Born in 1942, Vryheid, KwaZulu Natal - died in 1999.
Sibiya was inspired from an early age by ideas of the mystical and abstract as a result of frequent visits with his father to the Sangoma. The boy would ‘borrow’ some of the healers’ artefacts, attempt to recreate them at home, and return them promptly before anyone would notice their disappearance.
Sibiya grew up in the colourful neighbourhood of Sophiatown, but due to the politically motivated destruction of the area the 1950s, his family had to relocate to Soweto. He went to school in Hammanskraal where the young boy experimented with woodcarvings. Before completing his school education, Lucky introduced himself and some of his painted 'found' objects to Cecil Skotnes, who was at the time one of South Africa's foremost contemporary artists. Skotnes was head of the Polly Street Art Centre in Johannesburg and was eager to accept Sibiya as a private pupil.

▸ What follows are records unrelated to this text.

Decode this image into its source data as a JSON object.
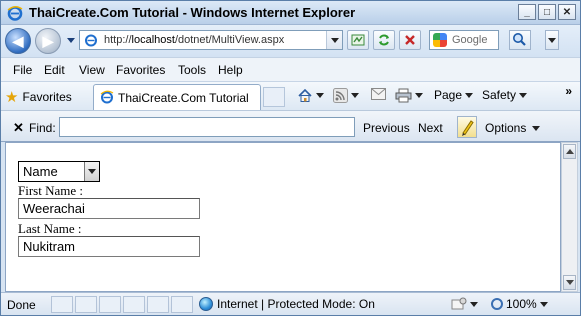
{
  "window": {
    "title": "ThaiCreate.Com Tutorial - Windows Internet Explorer",
    "controls": [
      "_",
      "□",
      "✕"
    ]
  },
  "address_bar": {
    "url_prefix": "http://",
    "url_host": "localhost",
    "url_path": "/dotnet/MultiView.aspx",
    "search_placeholder": "Google"
  },
  "menu": {
    "items": [
      "File",
      "Edit",
      "View",
      "Favorites",
      "Tools",
      "Help"
    ]
  },
  "favorites_bar": {
    "favorites_label": "Favorites",
    "tab_title": "ThaiCreate.Com Tutorial",
    "page_label": "Page",
    "safety_label": "Safety",
    "overflow": "»"
  },
  "find_bar": {
    "label": "Find:",
    "value": "",
    "previous": "Previous",
    "next": "Next",
    "options": "Options"
  },
  "page": {
    "select_value": "Name",
    "first_name_label": "First Name :",
    "first_name_value": "Weerachai",
    "last_name_label": "Last Name :",
    "last_name_value": "Nukitram"
  },
  "status_bar": {
    "status": "Done",
    "zone": "Internet | Protected Mode: On",
    "zoom": "100%"
  }
}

Sibiya took folklore and traditional mediums and images to a new level of sophistication. However, they maintained their raw and ritualistic feel. Over time, his wood carvings evolved towards his distinctive engravings, coloured by rubbing powdered pigments into them.
Lucky Sibiya’s works are still some of the most distinct and desirable throughout the art community, and exhibited in many galleries.